Planning Day 5-10: Break goals down to bite-sized actionable to-dos
Once the top objectives and their key results have been set, it is time for the individual departments and teams to figure out how they can best contribute.
Since each key result is owned by top level executive they will take that to their teams and recursively decide upon the OKRs and actionable tasks they need to get done to achieve that key result.
This is then done recursively by leaders in the organization down to the individual contributor level. At the individual contributor level it is important they you have a mix of both key results but also actionable tasks that brings concrete change tied to those key results. Otherwise you don't have a plan of how to get there.
Execute and follow through
After the planing phase everyone now have a clear idea of what they need to do in order for the entire company to achieve their goals.
The only job for leaders from here on is to support their teams in actually getting things done. As a leader you should at least weekly check in on your team members progress and help where needed.
An important thing to note here is that you should not interrupt them or have a weekly status meeting if this is not needed. Systems like Workjoy are designed for you to know exactly where your team is without interrupting.
Make OKRs easy to work with
This is where most OKR implementations fail. They live in separate systems far from the individual contributors daily life.
This next section is super biased but one of the reasons we build Workjoy is exactly because we were tired of this exact problem.
If you want to succeed with any goal setting you need to use a system that:
Your employees use every day. Otherwise they will forget your OKRs in the day-to-day work schedule. This leads to fatigue in the organization and a feeling that OKS are "just not working for us" but the fact is just that you have failed to make it easy. So no spread sheets and no external systems will work.
Is combined with the actual tasks. A classical mistake is using a system just for goals that doesn't also function as your day to day task manager. This detaches your OKRs from the actual work and hinders progress.
Is designed for the individual contributor. Most goal systems are build for managers and reporting - not for actually making progress. No wonder leaders find it hard to implement when the system is cumbersome for employees to use.
OKR success is all about constantly having them top of mind and easy to work with.
OKRs are an effective tool for aligning a organization but they need to be integrated into the day to day activities to work.
To do this you must
Work in fixed rhythm so goal settings and execution is predictable for employees even if your goals change.

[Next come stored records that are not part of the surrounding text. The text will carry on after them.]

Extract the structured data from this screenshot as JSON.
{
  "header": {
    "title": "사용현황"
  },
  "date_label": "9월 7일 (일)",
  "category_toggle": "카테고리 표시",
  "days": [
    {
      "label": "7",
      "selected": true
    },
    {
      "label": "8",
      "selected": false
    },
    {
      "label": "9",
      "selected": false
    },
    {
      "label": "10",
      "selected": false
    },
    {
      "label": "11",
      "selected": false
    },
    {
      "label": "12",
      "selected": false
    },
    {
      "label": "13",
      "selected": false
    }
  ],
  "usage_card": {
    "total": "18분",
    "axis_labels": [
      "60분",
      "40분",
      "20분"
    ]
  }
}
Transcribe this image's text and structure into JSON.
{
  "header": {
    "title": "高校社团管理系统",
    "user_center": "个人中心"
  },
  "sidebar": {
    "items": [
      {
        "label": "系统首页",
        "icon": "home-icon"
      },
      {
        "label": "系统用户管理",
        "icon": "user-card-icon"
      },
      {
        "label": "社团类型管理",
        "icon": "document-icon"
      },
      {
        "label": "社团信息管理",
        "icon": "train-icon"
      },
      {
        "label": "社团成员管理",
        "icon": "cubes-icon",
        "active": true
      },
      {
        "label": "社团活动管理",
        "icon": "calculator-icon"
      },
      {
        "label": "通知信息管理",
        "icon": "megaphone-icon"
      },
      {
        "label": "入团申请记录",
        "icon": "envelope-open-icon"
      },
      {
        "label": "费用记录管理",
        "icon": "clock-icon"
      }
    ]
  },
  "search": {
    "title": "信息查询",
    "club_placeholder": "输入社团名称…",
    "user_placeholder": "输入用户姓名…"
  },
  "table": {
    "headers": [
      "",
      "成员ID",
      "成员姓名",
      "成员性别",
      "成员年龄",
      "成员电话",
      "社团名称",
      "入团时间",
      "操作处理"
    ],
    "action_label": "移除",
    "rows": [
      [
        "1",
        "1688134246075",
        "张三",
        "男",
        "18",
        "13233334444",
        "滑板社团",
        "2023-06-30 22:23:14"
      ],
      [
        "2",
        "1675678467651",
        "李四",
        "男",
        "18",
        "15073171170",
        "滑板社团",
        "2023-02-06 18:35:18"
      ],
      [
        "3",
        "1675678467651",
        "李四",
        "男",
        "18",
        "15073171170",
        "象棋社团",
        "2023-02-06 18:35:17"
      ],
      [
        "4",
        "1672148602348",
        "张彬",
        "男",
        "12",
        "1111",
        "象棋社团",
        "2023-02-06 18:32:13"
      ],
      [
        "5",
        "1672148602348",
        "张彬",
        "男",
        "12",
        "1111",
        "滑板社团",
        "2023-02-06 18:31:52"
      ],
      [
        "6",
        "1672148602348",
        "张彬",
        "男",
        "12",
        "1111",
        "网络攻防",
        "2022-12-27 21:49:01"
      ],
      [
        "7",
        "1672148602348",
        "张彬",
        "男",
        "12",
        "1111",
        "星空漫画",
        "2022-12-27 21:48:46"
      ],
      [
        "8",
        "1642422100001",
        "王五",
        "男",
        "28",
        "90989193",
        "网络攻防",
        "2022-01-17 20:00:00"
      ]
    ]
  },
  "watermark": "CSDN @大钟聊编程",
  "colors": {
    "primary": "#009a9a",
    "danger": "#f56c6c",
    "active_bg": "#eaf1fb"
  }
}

Spend way more time planning than you think you need. This is where you actually do your job as a leader.
Help your team execute on their OKRs by getting things out of their way and implement a system that makes OKRs easy to work with for them.